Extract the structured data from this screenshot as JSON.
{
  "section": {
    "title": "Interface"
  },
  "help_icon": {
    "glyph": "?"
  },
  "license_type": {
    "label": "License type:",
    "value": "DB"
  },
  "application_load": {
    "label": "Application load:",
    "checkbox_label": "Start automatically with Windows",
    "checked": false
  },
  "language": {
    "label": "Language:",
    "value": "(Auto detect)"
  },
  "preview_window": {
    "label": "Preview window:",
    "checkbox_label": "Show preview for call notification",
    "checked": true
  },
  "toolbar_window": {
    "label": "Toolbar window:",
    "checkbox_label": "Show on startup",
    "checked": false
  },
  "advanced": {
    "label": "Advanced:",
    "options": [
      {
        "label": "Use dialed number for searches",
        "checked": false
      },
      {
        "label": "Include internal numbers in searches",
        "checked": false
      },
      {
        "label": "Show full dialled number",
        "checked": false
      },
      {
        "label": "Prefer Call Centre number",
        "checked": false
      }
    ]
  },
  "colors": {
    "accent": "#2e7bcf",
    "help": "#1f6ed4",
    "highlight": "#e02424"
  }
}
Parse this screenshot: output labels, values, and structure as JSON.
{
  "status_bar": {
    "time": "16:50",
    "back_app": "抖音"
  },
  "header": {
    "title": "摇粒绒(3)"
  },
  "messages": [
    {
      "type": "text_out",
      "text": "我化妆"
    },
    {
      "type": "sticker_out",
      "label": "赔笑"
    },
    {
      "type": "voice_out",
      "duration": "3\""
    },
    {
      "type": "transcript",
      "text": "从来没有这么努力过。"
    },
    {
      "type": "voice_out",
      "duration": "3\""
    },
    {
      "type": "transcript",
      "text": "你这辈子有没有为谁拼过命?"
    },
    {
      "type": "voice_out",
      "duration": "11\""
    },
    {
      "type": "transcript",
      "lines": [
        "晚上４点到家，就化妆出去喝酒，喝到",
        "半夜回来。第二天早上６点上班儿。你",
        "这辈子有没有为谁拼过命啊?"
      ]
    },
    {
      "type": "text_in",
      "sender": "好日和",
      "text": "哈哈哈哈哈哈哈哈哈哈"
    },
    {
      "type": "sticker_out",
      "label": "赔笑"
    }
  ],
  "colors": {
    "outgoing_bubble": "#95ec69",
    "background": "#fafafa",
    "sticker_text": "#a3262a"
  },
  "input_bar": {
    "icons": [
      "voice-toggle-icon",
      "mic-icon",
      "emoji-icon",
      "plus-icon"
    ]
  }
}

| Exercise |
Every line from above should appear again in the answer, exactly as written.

| The completed task |
Extract the structured data from this screenshot as JSON.
{
  "section": {
    "title": "Interface"
  },
  "help_icon": {
    "glyph": "?"
  },
  "license_type": {
    "label": "License type:",
    "value": "DB"
  },
  "application_load": {
    "label": "Application load:",
    "checkbox_label": "Start automatically with Windows",
    "checked": false
  },
  "language": {
    "label": "Language:",
    "value": "(Auto detect)"
  },
  "preview_window": {
    "label": "Preview window:",
    "checkbox_label": "Show preview for call notification",
    "checked": true
  },
  "toolbar_window": {
    "label": "Toolbar window:",
    "checkbox_label": "Show on startup",
    "checked": false
  },
  "advanced": {
    "label": "Advanced:",
    "options": [
      {
        "label": "Use dialed number for searches",
        "checked": false
      },
      {
        "label": "Include internal numbers in searches",
        "checked": false
      },
      {
        "label": "Show full dialled number",
        "checked": false
      },
      {
        "label": "Prefer Call Centre number",
        "checked": false
      }
    ]
  },
  "colors": {
    "accent": "#2e7bcf",
    "help": "#1f6ed4",
    "highlight": "#e02424"
  }
}
Parse this screenshot: output labels, values, and structure as JSON.
{
  "status_bar": {
    "time": "16:50",
    "back_app": "抖音"
  },
  "header": {
    "title": "摇粒绒(3)"
  },
  "messages": [
    {
      "type": "text_out",
      "text": "我化妆"
    },
    {
      "type": "sticker_out",
      "label": "赔笑"
    },
    {
      "type": "voice_out",
      "duration": "3\""
    },
    {
      "type": "transcript",
      "text": "从来没有这么努力过。"
    },
    {
      "type": "voice_out",
      "duration": "3\""
    },
    {
      "type": "transcript",
      "text": "你这辈子有没有为谁拼过命?"
    },
    {
      "type": "voice_out",
      "duration": "11\""
    },
    {
      "type": "transcript",
      "lines": [
        "晚上４点到家，就化妆出去喝酒，喝到",
        "半夜回来。第二天早上６点上班儿。你",
        "这辈子有没有为谁拼过命啊?"
      ]
    },
    {
      "type": "text_in",
      "sender": "好日和",
      "text": "哈哈哈哈哈哈哈哈哈哈"
    },
    {
      "type": "sticker_out",
      "label": "赔笑"
    }
  ],
  "colors": {
    "outgoing_bubble": "#95ec69",
    "background": "#fafafa",
    "sticker_text": "#a3262a"
  },
  "input_bar": {
    "icons": [
      "voice-toggle-icon",
      "mic-icon",
      "emoji-icon",
      "plus-icon"
    ]
  }
}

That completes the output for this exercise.